With a smaller budget potentially on the horizon, Newsom also emphasized he plans to invest most of California’s surplus in one-time spending, instead of ongoing expenditures the state may not be able to meet if it doesn’t maintain the same cash flow.
“This is important, and I hope folks understand why we’re doing it,” Newsom said. “I look forward to working with the Legislature and their respective staff to discuss the imperative of caution, particularly at this moment. And what more caution do we need in terms of evidence than the last two weeks, with the markets and the volatility and the bear markets that at least two of the three major indexes are currently in.”
Even so, Republican leaders weren’t convinced Newsom’s budget represents the best plan for California.
“With a $300 billion dollar budget, the fiscal cliff is coming, and Democrats are oblivious and arrogant, the California Republican Party said in a statement. “Thanks to radical regressive policies, Californians today pay more for nearly everything they buy, while rising homelessness, failing schools, raging wildfires and a devastating drought continue to get worse.”
“Democrats have taxed their way to a mind-boggling $97.5 billion dollar surplus, and today’s May Revise budget reveals that Gavin Newsom continues to believe in more spending instead of real solutions,” the GOP continued. “Newsom and the Democrats personify the definition of insanity — they keep making the same mistakes and expecting different results. We’re confident that voters this November won’t follow suit.”
Newsom’s original budget prioritized homeless aid, COVID-19 response and transportation, as well as funding to combat climate change, wildfires and drought.
The revised plan adds money to provide tax refunds for all California vehicle owners.
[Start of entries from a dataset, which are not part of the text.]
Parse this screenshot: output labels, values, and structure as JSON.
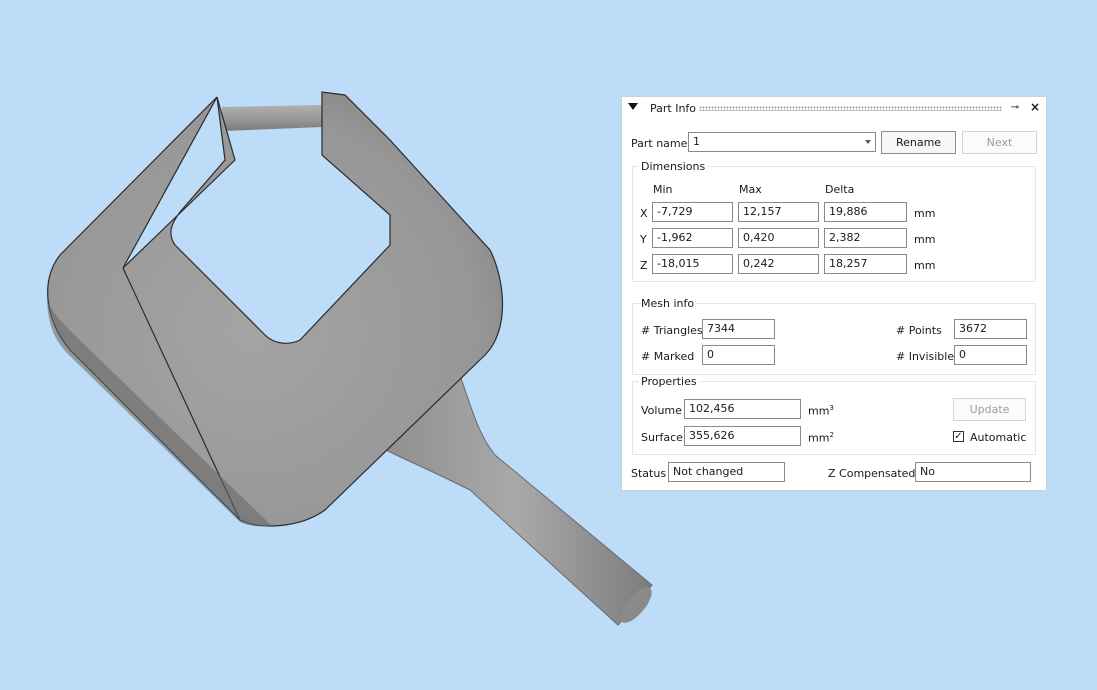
{
  "panel": {
    "title": "Part Info",
    "pin_icon": "pin-icon",
    "close_icon": "close-icon",
    "part_name_label": "Part name",
    "part_name_value": "1",
    "rename_label": "Rename",
    "next_label": "Next",
    "dimensions": {
      "title": "Dimensions",
      "headers": [
        "Min",
        "Max",
        "Delta"
      ],
      "rows": [
        {
          "axis": "X",
          "min": "-7,729",
          "max": "12,157",
          "delta": "19,886",
          "unit": "mm"
        },
        {
          "axis": "Y",
          "min": "-1,962",
          "max": "0,420",
          "delta": "2,382",
          "unit": "mm"
        },
        {
          "axis": "Z",
          "min": "-18,015",
          "max": "0,242",
          "delta": "18,257",
          "unit": "mm"
        }
      ]
    },
    "mesh": {
      "title": "Mesh info",
      "triangles_label": "# Triangles",
      "triangles_value": "7344",
      "points_label": "# Points",
      "points_value": "3672",
      "marked_label": "# Marked",
      "marked_value": "0",
      "invisible_label": "# Invisible",
      "invisible_value": "0"
    },
    "properties": {
      "title": "Properties",
      "volume_label": "Volume",
      "volume_value": "102,456",
      "volume_unit": "mm",
      "volume_exp": "3",
      "surface_label": "Surface",
      "surface_value": "355,626",
      "surface_unit": "mm",
      "surface_exp": "2",
      "update_label": "Update",
      "automatic_label": "Automatic",
      "automatic_checked": true
    },
    "status_label": "Status",
    "status_value": "Not changed",
    "zcomp_label": "Z Compensated",
    "zcomp_value": "No"
  },
  "colors": {
    "background": "#bcdcf7",
    "model": "#9b9b9b"
  }
}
Newsom plans to spend $11.5 billion to give drivers $400 per vehicle — capped at $800 — to help cope with high gasoline prices and inflation.
Last year, by contrast, the state sent $600 stimulus checks to most taxpayers regardless of whether they owned cars.
Legislative leaders have not been supportive of this approach, saying it won’t help needy Californians who aren’t vehicle owners.
“Senate Democrats do not believe a rebate tied to car ownership does the job,” said Senate President Pro Tem Toni Atkins, D-San Diego, in a statement on Thursday. “That plan leaves out non-car owners — including low income and elderly Californians, who are also impacted by the current high costs of consumer goods and are also deserving of relief.”